That does not mean they should not be taken seriously.
The danger is that, fuelled by alcohol, equipped with the latest communications and inspired by right-wing groups in Europe, they can exploit, escalate and inflame community friction. French anarchists had a word for it: situationism.
“Australian fascism may not have produced an antipodean Kristallnacht [Germany’s “night of broken glass” in 1938 when synagogues were destroyed], but neither should its force or appeal be underestimated in the ‘quiet continent’,” says Professor Moore, author of a biography of Frank de Groot. “The Sydney Harbour Bridge incident is invariably remembered as humorous, but to do that diminishes the reality of right-wing extremism in Australia.”
Although his political views are almost diametrically opposed to those of Professor Moore, Dr Jim Saleam, NSW secretary of the Australia First Party, agrees that the true number of neo-Nazis is small.
A student of the so-called “Kangarooreich”, he has identified several “criminal-political gangs”, such as White Power, Aryan Guard and the Australian National Socialist Movement.
“They absorb some of the Nazi motifs and style themselves that way, but they’re defined more by their criminality than by Nazi ideology,” says Dr Saleam, who received his doctorate at Sydney University for a thesis examining contemporary Australian extreme-right ideology, politics and organisation.
“There are people who believe in the ideology, but in Australia they probably number no more than two dozen.”
Moreover, he explains, they tend to be more interested in alcohol, and crime, than ideas. They are poor organisers. They splinter into ever smaller groups.
Members of the Australia First Party – whose NSW members probably number only in the hundreds – were in Cronulla when the fist rioting occurred, distributing flyers calling for a crackdown on “refugees, contract labour, overseas students and illegals”.
But Dr Saleam dismisses suggestions the party is in any way neo-Nazi.
He concedes that photographs of him wearing a Nazi armband exist, but points out that they date from the mid-1970s, when he was experimenting with political groups of different persuasions.
The Patriotic Youth League similarly denies any connection with neo-Nazi groups.
A spokesman, Luke Connors, said: “None of our members sympathises with Nazis. We’re just young blokes standing up for our own sort.”
Both Dr Saleam and Mr Connors point out that an “uprising” involving about 5000 people is beyond the organisation of any single political group.
Meanwhile, groups such as the PYL are enjoying the publicity. Mr Connors explains: “Mate, I’m going to get brain cancer from having the mobile phone pressed to me ear all day and all night. Answering membership and media inquiries.”

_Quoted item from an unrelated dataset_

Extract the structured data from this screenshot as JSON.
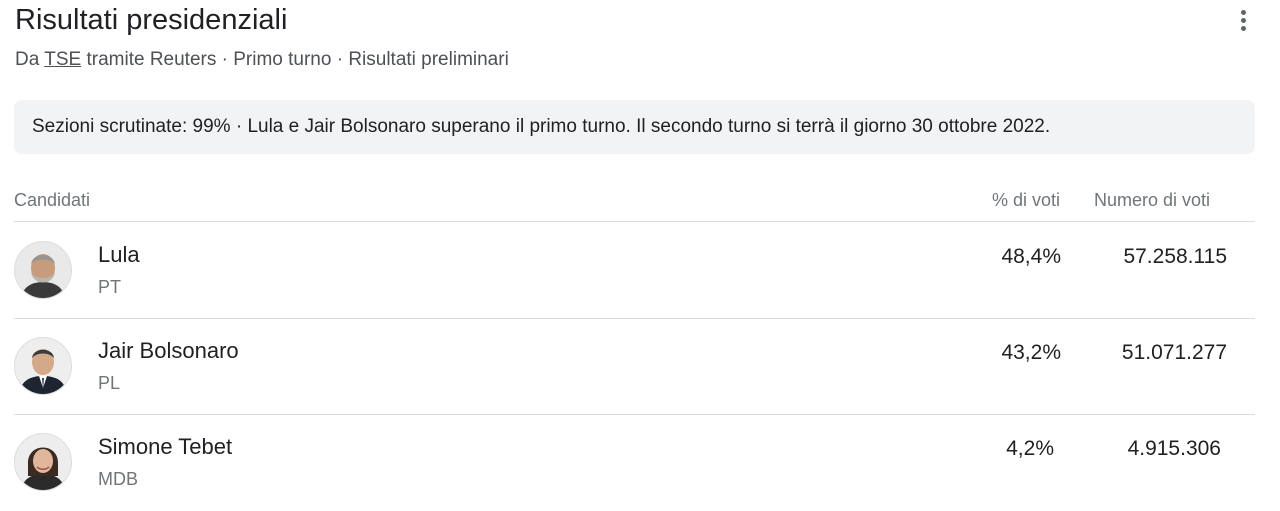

[In a recent article in the Sydney Morning Herald, John Huxley said:
“Increasingly, Australians live in a society in which it is always someone else’s fault; in which perpetrators masquerade as victims; in which personal responsibility has been replaced, all too frequently, by a readiness to lie, to sue, to redirect blame or, worse, to find scapegoats.”]